*ASSIGNMENT*
Which lines below contain "time"? Copy every one of them.

(RECORDS TO USE)

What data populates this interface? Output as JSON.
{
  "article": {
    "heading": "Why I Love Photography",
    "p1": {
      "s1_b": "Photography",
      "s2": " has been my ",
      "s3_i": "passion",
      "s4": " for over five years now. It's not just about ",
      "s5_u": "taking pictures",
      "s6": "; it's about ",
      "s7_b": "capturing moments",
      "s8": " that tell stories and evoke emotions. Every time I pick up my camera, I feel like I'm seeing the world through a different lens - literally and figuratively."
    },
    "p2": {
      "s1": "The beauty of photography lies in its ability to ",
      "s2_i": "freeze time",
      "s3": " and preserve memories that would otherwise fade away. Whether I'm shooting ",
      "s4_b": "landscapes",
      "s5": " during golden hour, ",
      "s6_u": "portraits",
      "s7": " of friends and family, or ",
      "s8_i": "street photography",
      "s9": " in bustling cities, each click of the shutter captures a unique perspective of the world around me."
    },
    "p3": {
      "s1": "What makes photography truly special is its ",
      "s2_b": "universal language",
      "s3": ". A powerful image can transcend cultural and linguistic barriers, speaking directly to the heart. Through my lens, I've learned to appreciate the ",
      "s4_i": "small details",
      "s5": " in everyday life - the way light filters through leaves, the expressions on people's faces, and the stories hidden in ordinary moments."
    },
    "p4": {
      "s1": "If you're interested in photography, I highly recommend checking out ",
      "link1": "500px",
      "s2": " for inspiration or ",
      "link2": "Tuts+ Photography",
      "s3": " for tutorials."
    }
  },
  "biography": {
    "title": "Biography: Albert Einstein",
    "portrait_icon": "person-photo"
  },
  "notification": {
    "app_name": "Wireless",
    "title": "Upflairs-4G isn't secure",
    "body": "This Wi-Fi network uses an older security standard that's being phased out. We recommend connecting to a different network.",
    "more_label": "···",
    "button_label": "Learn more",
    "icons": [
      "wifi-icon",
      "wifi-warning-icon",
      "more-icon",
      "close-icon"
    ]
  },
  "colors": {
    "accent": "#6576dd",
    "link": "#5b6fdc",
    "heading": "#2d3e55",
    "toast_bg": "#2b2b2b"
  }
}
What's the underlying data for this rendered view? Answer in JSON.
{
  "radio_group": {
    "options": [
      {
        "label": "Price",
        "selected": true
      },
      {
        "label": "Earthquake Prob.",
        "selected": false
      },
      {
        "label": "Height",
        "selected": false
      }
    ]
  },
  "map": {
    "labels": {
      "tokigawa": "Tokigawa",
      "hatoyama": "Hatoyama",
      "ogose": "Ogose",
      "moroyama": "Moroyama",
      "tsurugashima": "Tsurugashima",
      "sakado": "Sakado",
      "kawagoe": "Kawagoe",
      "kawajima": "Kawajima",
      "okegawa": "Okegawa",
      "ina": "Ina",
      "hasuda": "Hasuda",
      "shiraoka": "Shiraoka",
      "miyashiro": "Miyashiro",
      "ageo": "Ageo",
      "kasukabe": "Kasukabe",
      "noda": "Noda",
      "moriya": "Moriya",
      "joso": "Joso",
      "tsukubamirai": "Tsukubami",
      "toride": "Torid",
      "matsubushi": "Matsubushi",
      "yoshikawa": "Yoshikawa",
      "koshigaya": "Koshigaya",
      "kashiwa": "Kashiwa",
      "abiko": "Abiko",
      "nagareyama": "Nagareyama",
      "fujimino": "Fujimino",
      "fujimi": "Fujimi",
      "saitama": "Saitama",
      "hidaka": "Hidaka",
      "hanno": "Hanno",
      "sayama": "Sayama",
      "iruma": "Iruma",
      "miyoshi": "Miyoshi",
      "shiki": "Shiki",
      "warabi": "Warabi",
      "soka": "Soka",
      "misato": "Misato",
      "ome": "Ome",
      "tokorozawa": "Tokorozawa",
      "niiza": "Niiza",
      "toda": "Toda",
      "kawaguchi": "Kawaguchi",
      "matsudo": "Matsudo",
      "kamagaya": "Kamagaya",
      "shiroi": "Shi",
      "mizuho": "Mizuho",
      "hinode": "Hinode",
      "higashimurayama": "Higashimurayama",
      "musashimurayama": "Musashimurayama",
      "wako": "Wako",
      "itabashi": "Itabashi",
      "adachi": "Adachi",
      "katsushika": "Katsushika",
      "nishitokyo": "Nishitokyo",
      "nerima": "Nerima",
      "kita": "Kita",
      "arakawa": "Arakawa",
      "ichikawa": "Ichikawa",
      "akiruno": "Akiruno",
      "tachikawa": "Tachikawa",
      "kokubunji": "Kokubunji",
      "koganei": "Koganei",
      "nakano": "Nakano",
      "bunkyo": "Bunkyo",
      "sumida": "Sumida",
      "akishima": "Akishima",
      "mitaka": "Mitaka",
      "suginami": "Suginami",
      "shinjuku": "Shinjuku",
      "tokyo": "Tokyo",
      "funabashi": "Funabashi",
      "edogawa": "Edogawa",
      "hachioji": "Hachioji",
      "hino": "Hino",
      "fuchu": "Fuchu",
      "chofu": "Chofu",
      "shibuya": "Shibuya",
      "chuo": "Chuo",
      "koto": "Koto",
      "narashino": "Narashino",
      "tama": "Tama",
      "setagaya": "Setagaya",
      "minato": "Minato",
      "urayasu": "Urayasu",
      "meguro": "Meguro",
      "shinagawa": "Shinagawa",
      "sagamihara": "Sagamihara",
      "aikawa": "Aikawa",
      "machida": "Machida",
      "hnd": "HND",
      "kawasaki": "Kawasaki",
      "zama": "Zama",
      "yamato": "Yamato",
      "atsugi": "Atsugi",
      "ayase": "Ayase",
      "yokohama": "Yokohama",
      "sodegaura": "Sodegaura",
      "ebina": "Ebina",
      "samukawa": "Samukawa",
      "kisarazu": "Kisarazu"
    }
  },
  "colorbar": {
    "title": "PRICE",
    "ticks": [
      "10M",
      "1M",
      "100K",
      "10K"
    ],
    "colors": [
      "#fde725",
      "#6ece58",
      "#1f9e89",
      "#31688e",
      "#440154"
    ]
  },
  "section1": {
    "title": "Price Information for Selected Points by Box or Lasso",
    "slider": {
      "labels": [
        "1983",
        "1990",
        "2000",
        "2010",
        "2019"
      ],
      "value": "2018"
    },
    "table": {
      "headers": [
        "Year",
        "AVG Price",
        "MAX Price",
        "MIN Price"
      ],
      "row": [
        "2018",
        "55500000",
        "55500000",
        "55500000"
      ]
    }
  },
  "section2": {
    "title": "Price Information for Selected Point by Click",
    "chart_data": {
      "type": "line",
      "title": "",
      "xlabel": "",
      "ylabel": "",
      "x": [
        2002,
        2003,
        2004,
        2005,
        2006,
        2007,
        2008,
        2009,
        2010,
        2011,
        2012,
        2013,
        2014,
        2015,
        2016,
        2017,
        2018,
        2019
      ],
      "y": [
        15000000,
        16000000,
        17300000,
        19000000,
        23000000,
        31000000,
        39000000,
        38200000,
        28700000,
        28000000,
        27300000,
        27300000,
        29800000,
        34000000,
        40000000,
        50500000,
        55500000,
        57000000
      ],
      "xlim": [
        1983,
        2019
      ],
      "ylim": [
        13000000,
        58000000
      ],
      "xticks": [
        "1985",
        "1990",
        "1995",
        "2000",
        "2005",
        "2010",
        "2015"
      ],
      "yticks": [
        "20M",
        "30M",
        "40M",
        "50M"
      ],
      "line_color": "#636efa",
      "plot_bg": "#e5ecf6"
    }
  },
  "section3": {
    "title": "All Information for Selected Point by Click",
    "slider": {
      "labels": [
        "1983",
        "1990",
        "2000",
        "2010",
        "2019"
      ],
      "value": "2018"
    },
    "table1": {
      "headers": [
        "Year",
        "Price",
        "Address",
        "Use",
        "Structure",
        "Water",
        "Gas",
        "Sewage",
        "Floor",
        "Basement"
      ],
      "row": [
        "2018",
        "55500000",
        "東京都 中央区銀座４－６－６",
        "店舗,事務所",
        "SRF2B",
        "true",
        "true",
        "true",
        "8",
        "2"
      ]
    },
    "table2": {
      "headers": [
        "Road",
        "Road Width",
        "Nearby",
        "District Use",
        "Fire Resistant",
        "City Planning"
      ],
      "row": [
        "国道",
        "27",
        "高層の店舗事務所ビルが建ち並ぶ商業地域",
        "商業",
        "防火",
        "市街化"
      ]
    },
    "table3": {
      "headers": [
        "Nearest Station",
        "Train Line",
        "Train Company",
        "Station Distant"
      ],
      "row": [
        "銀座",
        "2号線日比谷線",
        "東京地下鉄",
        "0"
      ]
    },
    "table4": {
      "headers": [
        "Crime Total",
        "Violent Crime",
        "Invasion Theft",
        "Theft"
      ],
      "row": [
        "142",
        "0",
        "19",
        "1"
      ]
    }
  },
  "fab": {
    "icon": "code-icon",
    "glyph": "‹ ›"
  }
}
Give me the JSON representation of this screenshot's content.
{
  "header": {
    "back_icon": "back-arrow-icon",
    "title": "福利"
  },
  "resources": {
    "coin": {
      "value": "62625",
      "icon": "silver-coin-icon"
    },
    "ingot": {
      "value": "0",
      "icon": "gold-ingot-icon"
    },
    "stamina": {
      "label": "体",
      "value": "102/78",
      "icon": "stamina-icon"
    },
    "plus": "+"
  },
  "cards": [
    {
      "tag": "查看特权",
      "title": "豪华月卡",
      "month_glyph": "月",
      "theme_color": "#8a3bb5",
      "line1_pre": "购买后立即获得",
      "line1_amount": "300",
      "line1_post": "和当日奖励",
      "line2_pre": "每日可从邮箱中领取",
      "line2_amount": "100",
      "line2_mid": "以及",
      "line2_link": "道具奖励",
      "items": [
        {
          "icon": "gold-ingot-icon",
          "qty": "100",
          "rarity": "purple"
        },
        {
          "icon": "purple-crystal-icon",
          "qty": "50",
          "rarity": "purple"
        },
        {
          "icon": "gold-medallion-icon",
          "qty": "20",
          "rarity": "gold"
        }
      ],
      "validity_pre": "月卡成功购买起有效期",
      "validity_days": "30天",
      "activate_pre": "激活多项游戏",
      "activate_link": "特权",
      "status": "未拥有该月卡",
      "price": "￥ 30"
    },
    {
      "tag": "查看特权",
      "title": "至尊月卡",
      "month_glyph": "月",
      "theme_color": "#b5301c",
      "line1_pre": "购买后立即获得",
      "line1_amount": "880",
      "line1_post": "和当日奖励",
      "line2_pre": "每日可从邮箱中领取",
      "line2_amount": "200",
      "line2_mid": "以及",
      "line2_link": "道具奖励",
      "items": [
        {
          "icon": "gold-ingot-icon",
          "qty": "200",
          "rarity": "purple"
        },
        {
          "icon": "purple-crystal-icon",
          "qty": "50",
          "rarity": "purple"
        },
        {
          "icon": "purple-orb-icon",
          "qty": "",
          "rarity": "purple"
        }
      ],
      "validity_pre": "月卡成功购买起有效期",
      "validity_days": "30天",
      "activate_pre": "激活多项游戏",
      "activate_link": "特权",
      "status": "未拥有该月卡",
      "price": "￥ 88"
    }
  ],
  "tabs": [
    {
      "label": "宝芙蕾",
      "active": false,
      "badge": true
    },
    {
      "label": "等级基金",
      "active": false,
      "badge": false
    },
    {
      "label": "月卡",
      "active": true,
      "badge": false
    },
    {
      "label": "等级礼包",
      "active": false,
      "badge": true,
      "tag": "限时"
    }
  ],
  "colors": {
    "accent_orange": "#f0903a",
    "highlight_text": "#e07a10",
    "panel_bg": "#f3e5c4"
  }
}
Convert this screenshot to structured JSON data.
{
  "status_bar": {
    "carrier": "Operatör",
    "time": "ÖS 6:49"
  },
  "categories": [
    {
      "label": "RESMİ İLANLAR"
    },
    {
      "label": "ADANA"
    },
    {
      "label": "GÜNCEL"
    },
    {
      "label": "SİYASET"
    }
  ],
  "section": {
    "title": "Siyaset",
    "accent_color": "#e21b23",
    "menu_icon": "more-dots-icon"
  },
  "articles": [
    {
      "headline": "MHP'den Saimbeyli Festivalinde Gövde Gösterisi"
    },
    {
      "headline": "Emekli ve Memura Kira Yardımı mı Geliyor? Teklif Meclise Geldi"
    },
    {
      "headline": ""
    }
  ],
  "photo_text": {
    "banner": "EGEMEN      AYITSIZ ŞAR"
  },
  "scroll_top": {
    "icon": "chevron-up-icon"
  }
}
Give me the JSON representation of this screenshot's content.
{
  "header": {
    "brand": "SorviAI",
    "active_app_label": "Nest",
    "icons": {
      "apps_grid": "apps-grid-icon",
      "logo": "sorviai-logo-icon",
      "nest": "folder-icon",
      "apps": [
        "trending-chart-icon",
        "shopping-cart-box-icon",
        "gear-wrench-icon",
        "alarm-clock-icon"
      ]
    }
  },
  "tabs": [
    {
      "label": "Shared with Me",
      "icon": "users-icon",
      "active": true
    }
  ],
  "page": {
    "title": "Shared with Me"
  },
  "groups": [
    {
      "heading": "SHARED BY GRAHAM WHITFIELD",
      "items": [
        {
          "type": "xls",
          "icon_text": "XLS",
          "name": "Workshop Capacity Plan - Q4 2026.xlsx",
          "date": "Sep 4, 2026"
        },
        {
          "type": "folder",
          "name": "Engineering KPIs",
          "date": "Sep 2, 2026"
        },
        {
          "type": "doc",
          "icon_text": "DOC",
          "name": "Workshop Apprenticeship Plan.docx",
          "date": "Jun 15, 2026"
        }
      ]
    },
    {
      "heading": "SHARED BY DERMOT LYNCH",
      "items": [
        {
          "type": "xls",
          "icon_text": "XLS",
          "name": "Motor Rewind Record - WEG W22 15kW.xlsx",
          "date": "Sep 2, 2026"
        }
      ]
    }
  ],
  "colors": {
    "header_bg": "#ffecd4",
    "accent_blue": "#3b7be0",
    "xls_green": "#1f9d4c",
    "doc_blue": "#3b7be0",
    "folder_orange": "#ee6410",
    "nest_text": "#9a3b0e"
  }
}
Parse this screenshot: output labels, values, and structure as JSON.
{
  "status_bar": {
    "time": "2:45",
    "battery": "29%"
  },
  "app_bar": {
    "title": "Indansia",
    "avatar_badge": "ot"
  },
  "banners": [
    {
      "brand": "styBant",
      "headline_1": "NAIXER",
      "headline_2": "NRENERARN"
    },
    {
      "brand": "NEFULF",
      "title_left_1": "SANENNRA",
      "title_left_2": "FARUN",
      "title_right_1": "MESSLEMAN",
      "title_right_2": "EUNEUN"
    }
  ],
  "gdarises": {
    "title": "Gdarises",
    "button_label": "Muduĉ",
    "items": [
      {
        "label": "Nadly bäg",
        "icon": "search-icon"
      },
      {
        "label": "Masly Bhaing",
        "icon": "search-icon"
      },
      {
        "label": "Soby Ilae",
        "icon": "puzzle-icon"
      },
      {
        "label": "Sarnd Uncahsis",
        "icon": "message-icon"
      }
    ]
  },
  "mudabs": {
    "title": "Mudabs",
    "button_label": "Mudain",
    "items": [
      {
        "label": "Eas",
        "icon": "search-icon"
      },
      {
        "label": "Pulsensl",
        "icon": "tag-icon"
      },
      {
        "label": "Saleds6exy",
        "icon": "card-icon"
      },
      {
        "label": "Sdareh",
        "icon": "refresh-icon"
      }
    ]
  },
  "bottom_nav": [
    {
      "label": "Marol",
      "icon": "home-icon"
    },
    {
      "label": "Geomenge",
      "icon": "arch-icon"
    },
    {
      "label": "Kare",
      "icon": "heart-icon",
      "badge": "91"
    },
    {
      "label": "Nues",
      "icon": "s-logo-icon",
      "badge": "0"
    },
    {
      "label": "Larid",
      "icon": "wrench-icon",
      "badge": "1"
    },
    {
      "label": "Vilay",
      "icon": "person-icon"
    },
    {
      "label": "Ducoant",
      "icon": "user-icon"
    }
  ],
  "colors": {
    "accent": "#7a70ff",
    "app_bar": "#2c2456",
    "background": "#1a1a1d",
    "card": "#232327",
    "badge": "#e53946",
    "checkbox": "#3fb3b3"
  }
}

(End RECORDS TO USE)

*RESPONSE TO THIS TASK*
      "s8": " that tell stories and evoke emotions. Every time I pick up my camera, I feel like I'm seeing the world through a different lens - literally and figuratively."
      "s2_i": "freeze time",
    "time": "ÖS 6:49"
    "time": "2:45",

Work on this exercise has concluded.